ACTIVITY
Repeat back every line of the data, exactly.

Dataset rows for apps and sites
== == ==
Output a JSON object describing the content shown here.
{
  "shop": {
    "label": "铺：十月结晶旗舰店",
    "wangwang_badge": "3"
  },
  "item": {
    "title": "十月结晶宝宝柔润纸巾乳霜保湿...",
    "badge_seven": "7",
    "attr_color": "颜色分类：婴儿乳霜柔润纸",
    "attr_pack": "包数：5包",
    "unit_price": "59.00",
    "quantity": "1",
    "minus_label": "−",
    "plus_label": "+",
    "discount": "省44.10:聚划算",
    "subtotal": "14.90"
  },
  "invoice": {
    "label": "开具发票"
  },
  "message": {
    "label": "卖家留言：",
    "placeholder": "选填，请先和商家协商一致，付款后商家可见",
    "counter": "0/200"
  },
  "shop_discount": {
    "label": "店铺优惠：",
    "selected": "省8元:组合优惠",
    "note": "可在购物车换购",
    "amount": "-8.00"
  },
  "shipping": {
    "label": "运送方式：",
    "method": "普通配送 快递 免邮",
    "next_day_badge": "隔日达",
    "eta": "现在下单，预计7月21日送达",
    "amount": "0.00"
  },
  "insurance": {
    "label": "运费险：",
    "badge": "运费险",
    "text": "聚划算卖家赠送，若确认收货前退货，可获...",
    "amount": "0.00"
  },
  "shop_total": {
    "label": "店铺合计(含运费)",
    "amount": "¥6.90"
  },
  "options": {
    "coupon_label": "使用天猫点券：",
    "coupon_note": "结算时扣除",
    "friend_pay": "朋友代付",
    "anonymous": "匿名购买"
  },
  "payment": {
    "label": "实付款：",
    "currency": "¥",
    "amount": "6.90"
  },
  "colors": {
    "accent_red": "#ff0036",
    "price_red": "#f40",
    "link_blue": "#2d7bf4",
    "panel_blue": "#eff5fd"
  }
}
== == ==
SOLUTION TO THE EXERCISE
Output a JSON object describing the content shown here.
{
  "shop": {
    "label": "铺：十月结晶旗舰店",
    "wangwang_badge": "3"
  },
  "item": {
    "title": "十月结晶宝宝柔润纸巾乳霜保湿...",
    "badge_seven": "7",
    "attr_color": "颜色分类：婴儿乳霜柔润纸",
    "attr_pack": "包数：5包",
    "unit_price": "59.00",
    "quantity": "1",
    "minus_label": "−",
    "plus_label": "+",
    "discount": "省44.10:聚划算",
    "subtotal": "14.90"
  },
  "invoice": {
    "label": "开具发票"
  },
  "message": {
    "label": "卖家留言：",
    "placeholder": "选填，请先和商家协商一致，付款后商家可见",
    "counter": "0/200"
  },
  "shop_discount": {
    "label": "店铺优惠：",
    "selected": "省8元:组合优惠",
    "note": "可在购物车换购",
    "amount": "-8.00"
  },
  "shipping": {
    "label": "运送方式：",
    "method": "普通配送 快递 免邮",
    "next_day_badge": "隔日达",
    "eta": "现在下单，预计7月21日送达",
    "amount": "0.00"
  },
  "insurance": {
    "label": "运费险：",
    "badge": "运费险",
    "text": "聚划算卖家赠送，若确认收货前退货，可获...",
    "amount": "0.00"
  },
  "shop_total": {
    "label": "店铺合计(含运费)",
    "amount": "¥6.90"
  },
  "options": {
    "coupon_label": "使用天猫点券：",
    "coupon_note": "结算时扣除",
    "friend_pay": "朋友代付",
    "anonymous": "匿名购买"
  },
  "payment": {
    "label": "实付款：",
    "currency": "¥",
    "amount": "6.90"
  },
  "colors": {
    "accent_red": "#ff0036",
    "price_red": "#f40",
    "link_blue": "#2d7bf4",
    "panel_blue": "#eff5fd"
  }
}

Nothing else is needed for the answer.